◆ To do: If a line in the entries below holds the string "title", copy it.

◆ Exercise material:
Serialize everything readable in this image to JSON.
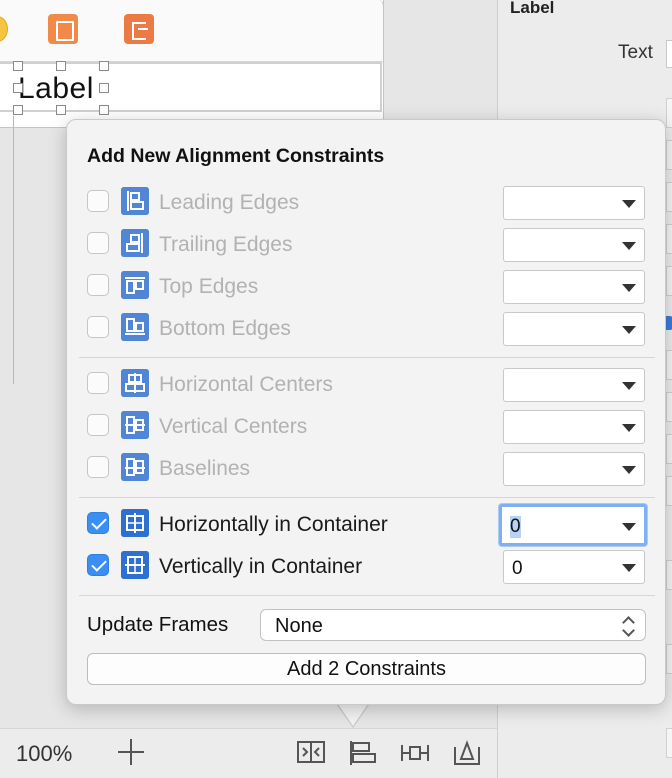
{
  "canvas": {
    "selected_label_text": "Label",
    "zoom_level": "100%"
  },
  "inspector": {
    "title": "Label",
    "text_field_label": "Text"
  },
  "popover": {
    "title": "Add New Alignment Constraints",
    "rows": [
      {
        "label": "Leading Edges",
        "checked": false,
        "enabled": false,
        "value": "",
        "icon": "leading-edges-icon"
      },
      {
        "label": "Trailing Edges",
        "checked": false,
        "enabled": false,
        "value": "",
        "icon": "trailing-edges-icon"
      },
      {
        "label": "Top Edges",
        "checked": false,
        "enabled": false,
        "value": "",
        "icon": "top-edges-icon"
      },
      {
        "label": "Bottom Edges",
        "checked": false,
        "enabled": false,
        "value": "",
        "icon": "bottom-edges-icon"
      },
      {
        "label": "Horizontal Centers",
        "checked": false,
        "enabled": false,
        "value": "",
        "icon": "horizontal-centers-icon"
      },
      {
        "label": "Vertical Centers",
        "checked": false,
        "enabled": false,
        "value": "",
        "icon": "vertical-centers-icon"
      },
      {
        "label": "Baselines",
        "checked": false,
        "enabled": false,
        "value": "",
        "icon": "baselines-icon"
      },
      {
        "label": "Horizontally in Container",
        "checked": true,
        "enabled": true,
        "value": "0",
        "icon": "horizontally-in-container-icon"
      },
      {
        "label": "Vertically in Container",
        "checked": true,
        "enabled": true,
        "value": "0",
        "icon": "vertically-in-container-icon"
      }
    ],
    "update_frames_label": "Update Frames",
    "update_frames_value": "None",
    "add_button_label": "Add 2 Constraints"
  },
  "colors": {
    "accent": "#3a8ff5",
    "icon_blue": "#2e6fd2",
    "focus_ring": "#7fb0ef"
  }
}
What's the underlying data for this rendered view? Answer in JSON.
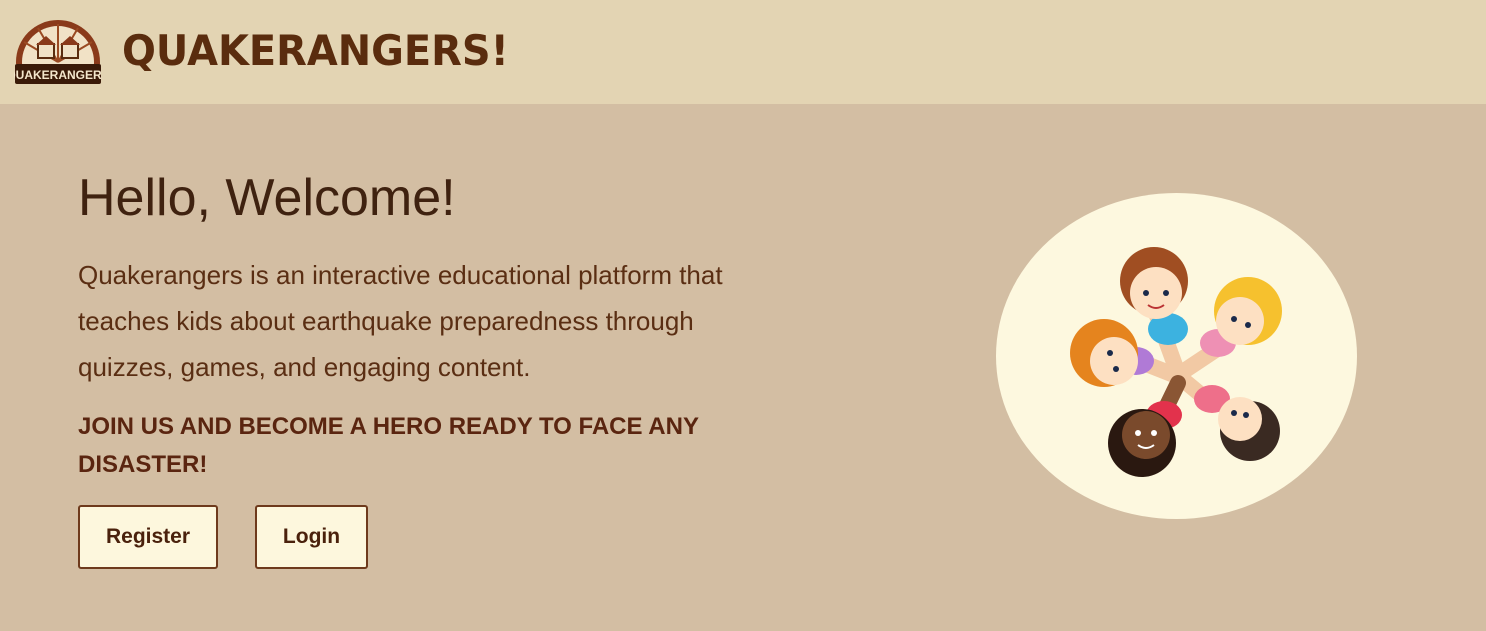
{
  "header": {
    "brand": "QUAKERANGERS!",
    "logo_text": "QUAKERANGERS"
  },
  "hero": {
    "title": "Hello, Welcome!",
    "description": "Quakerangers is an interactive educational platform that teaches kids about earthquake preparedness through quizzes, games, and engaging content.",
    "cta": "JOIN US AND BECOME A HERO READY TO FACE ANY DISASTER!"
  },
  "buttons": {
    "register": "Register",
    "login": "Login"
  },
  "colors": {
    "page_bg": "#d3bea3",
    "header_bg": "#e3d4b3",
    "brand": "#5a2c0e",
    "button_bg": "#fdf7dd",
    "circle_bg": "#fdf8df"
  }
}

◆ Exercise output:
    "title": "Label",
    "title": "Add New Alignment Constraints",
    "title": "Hello, Welcome!",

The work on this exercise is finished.